Willm Shaw has been with me a week he goes to Atkinson tomorrow I have told him to return as soon as he can I shall want his help to get the Library in order I mean to have it handsomely adorn’d if you will let me know certainly the day you mean to arive I shall wish you to come into town earley enough in the afternoon to take a view of the Rooms before night If we should all be in health & Spirits I mean to assemble some of your Friends and neighbours to welcome & take Coffee with you. but in this revolutionary State I promise myself nothing beyond the present moment.
I am really sorry tis not in my power to prove to Mr & Mrs Johnson by our attention to their Son the grateful Sense we have of their Friendship & kindness to our children—will you tell her so & that I hope they will always conduct in a manner which will be honorary to themselves & pleasing to those who as she kindly expresses <
[. . .]> have taken them by the Hand—
I cannot believe Mr G can be so blind’d to his own as well as his Countrys interest as to stay an hour longer among the wolves of France than he can help after he receives his recall or that he will stay to receive propositions which must disgrace his country to have offer’d it against the advise of his coleagues—I am distrest for the President however but he ought not to have infalibility demanded of him he is remarkable for develluping characters I hope he will not find himself deceiv’d now I think I dont like stuborn characters. tis but seldom that man is always wise & many who are convincd have not greatness of mind enough to acknowledge an error—
Adieu—my dear sister affecy. yr.

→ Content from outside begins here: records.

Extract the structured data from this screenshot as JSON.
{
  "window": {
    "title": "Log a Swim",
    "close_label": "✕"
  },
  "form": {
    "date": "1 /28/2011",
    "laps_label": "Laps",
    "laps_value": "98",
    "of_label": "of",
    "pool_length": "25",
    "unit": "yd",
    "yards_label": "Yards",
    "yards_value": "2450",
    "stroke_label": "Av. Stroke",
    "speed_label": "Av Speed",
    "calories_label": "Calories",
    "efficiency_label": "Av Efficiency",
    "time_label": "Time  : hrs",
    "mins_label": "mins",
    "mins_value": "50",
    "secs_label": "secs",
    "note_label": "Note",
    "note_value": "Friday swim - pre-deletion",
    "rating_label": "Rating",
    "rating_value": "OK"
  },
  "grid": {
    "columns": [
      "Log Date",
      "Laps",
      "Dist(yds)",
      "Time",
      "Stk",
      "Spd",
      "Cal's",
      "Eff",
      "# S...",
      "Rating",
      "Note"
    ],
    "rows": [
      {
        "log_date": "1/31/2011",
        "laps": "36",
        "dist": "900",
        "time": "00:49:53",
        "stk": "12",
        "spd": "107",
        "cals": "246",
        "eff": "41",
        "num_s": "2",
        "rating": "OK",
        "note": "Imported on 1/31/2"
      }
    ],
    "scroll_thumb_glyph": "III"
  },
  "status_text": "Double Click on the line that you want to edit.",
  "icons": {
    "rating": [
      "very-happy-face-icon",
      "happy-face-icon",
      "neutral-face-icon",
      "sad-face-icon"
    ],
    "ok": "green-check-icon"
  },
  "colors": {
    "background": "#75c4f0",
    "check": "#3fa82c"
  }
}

I know you will give me leave to take a Bottle of Medara from your cellar for Mr Cranch the Doctor says he wants it & I cannot get such. I shall therefore thankfully accept it
MHi: Adams Papers.